** DATA TO EXAMINE follows **

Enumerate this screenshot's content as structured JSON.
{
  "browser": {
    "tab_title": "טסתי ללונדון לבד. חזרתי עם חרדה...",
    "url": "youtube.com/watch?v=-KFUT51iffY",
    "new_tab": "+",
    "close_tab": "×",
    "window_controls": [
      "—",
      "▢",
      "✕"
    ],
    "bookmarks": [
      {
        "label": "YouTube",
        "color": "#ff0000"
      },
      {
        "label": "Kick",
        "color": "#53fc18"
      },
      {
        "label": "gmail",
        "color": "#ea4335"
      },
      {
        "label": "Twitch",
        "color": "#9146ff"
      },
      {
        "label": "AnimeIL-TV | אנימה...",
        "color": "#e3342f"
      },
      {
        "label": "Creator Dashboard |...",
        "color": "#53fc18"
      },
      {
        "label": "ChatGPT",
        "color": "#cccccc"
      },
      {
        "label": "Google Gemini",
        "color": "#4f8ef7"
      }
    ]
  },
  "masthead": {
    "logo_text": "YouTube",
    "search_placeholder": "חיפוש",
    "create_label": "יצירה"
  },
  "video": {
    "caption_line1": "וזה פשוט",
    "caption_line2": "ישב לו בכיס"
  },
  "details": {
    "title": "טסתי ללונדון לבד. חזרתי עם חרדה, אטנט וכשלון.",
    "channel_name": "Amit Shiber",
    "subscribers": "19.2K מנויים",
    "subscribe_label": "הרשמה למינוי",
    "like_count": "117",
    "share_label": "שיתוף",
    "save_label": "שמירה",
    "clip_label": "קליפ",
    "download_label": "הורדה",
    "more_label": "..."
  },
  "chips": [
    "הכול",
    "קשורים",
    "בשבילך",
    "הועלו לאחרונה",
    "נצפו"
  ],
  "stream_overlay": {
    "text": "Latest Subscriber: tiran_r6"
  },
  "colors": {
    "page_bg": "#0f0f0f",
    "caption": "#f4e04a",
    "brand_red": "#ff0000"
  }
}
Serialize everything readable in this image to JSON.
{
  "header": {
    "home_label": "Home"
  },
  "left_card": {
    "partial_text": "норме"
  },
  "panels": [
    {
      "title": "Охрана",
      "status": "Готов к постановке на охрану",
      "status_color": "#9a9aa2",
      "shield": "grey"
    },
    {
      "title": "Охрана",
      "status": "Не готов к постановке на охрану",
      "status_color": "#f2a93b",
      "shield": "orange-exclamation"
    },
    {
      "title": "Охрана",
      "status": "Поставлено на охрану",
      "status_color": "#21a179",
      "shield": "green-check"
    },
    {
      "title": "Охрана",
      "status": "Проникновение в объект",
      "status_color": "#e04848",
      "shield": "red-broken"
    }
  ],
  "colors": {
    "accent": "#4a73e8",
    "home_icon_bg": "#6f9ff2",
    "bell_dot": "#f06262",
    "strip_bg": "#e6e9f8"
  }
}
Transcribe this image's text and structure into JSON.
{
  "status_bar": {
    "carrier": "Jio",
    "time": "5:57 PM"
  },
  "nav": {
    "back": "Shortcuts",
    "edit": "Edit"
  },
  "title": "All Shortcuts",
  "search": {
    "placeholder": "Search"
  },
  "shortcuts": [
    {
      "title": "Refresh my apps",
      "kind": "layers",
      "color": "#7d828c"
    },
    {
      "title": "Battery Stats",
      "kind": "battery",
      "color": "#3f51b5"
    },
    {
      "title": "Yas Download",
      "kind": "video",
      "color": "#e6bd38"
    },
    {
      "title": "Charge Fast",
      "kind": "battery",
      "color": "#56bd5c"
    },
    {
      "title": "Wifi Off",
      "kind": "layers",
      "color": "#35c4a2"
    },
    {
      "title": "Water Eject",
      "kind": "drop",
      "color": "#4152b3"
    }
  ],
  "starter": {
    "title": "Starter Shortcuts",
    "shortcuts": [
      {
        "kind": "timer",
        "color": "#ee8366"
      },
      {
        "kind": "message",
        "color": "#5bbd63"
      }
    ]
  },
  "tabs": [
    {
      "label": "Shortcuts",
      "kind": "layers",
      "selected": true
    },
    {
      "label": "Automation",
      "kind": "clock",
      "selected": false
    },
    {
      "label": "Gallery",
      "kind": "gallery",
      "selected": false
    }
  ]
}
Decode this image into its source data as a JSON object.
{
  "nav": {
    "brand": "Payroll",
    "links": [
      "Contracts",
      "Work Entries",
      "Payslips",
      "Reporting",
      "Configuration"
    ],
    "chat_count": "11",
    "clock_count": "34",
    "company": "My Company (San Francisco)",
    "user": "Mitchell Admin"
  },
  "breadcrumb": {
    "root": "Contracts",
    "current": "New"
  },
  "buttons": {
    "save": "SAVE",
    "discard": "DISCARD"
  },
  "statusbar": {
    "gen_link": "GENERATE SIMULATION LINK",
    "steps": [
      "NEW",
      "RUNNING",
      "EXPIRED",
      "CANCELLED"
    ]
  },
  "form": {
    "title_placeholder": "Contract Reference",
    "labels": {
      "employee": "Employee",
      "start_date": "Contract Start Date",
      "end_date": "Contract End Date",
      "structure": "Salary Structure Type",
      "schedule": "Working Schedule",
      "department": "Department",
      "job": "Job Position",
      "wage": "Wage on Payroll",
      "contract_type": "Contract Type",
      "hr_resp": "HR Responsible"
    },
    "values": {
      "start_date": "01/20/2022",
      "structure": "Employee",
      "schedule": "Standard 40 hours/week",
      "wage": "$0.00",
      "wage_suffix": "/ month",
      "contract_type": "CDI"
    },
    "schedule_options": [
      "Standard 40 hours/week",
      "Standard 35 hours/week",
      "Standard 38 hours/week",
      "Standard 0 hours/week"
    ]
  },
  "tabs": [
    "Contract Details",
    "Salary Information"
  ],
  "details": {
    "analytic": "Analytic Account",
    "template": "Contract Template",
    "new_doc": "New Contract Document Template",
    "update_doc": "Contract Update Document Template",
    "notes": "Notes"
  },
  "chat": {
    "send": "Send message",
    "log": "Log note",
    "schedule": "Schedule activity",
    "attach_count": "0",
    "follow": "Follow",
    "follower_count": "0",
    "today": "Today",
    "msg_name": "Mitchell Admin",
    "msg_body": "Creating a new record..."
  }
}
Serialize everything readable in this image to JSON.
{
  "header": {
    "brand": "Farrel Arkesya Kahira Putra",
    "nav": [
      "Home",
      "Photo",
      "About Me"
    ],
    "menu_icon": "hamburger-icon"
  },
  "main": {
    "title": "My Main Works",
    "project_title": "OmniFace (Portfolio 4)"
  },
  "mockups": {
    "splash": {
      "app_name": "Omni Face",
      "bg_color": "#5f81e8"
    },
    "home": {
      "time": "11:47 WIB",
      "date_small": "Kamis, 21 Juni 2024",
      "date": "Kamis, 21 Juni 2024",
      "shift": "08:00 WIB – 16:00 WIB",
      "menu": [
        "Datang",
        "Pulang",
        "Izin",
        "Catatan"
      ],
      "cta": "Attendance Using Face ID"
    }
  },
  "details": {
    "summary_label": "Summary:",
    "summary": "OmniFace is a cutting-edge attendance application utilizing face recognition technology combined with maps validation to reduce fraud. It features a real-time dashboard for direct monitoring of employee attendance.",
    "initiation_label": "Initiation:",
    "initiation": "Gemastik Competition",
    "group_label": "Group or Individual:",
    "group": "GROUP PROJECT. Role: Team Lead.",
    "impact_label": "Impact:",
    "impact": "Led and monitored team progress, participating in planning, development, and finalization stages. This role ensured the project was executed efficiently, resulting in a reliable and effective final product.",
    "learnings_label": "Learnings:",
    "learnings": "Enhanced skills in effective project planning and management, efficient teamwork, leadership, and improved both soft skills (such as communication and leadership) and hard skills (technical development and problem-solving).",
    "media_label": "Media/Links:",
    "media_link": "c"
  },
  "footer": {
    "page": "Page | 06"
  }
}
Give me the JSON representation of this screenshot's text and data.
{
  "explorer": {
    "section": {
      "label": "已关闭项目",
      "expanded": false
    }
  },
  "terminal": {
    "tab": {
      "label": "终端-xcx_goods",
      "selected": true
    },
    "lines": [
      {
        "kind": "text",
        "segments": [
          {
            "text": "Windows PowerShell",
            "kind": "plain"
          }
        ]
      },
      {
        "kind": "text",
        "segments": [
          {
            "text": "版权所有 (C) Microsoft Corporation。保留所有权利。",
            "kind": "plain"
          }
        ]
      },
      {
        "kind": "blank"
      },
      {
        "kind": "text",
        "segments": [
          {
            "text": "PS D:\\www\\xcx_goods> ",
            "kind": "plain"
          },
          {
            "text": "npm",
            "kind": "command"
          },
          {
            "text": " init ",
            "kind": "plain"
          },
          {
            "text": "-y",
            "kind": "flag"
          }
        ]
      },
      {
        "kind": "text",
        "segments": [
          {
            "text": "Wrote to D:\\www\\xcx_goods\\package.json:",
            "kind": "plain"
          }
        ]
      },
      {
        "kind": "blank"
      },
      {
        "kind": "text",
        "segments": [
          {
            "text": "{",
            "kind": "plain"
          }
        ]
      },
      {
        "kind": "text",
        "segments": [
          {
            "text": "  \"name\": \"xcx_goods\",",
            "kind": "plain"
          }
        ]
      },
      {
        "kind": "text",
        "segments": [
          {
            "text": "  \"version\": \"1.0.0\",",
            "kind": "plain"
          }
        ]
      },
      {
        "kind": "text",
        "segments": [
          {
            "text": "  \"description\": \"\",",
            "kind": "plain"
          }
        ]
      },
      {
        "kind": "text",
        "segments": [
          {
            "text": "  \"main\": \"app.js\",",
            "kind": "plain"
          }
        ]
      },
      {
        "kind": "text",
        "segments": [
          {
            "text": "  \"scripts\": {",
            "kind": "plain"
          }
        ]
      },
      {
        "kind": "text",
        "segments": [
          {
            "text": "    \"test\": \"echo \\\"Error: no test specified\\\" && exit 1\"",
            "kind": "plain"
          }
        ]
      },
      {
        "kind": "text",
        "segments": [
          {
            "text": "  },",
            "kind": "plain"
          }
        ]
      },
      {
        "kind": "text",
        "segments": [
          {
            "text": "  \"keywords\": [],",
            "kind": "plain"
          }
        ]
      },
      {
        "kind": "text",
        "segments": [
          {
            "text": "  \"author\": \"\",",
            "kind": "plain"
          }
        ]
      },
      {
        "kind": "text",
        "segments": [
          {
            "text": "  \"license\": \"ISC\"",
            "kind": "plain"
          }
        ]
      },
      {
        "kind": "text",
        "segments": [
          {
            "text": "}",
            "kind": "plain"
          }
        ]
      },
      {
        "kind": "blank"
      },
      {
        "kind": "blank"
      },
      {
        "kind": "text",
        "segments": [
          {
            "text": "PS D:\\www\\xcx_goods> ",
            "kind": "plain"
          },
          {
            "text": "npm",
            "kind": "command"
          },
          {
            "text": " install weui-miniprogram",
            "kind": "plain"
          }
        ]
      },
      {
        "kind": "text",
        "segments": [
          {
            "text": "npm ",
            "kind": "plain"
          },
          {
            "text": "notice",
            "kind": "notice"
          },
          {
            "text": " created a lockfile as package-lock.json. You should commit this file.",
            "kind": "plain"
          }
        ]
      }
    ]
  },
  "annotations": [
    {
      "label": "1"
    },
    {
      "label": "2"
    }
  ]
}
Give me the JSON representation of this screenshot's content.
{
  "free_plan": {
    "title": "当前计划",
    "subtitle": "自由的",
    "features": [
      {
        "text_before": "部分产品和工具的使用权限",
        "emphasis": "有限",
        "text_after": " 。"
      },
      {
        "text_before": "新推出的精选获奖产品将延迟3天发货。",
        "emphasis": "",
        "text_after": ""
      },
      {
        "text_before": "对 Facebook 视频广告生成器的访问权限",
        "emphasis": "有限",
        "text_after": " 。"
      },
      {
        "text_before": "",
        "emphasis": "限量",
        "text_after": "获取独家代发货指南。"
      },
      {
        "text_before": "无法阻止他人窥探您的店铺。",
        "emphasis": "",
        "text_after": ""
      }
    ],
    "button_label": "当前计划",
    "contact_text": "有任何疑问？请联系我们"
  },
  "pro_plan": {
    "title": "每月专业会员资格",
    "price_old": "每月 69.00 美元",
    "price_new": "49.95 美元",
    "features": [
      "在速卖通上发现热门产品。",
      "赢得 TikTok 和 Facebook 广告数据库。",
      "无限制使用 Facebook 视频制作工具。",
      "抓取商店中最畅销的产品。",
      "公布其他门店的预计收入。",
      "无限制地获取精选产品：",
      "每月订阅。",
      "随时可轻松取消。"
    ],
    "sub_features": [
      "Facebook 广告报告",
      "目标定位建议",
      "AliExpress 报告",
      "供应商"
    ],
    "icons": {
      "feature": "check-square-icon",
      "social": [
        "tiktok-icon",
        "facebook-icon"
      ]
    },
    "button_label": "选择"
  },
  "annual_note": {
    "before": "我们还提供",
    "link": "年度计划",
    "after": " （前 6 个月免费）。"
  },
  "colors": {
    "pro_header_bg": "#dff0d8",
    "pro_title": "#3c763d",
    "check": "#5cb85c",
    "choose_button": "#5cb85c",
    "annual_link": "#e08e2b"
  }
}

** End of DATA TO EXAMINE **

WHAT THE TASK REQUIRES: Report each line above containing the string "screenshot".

ANSWER:
Enumerate this screenshot's content as structured JSON.
Give me the JSON representation of this screenshot's text and data.
Give me the JSON representation of this screenshot's content.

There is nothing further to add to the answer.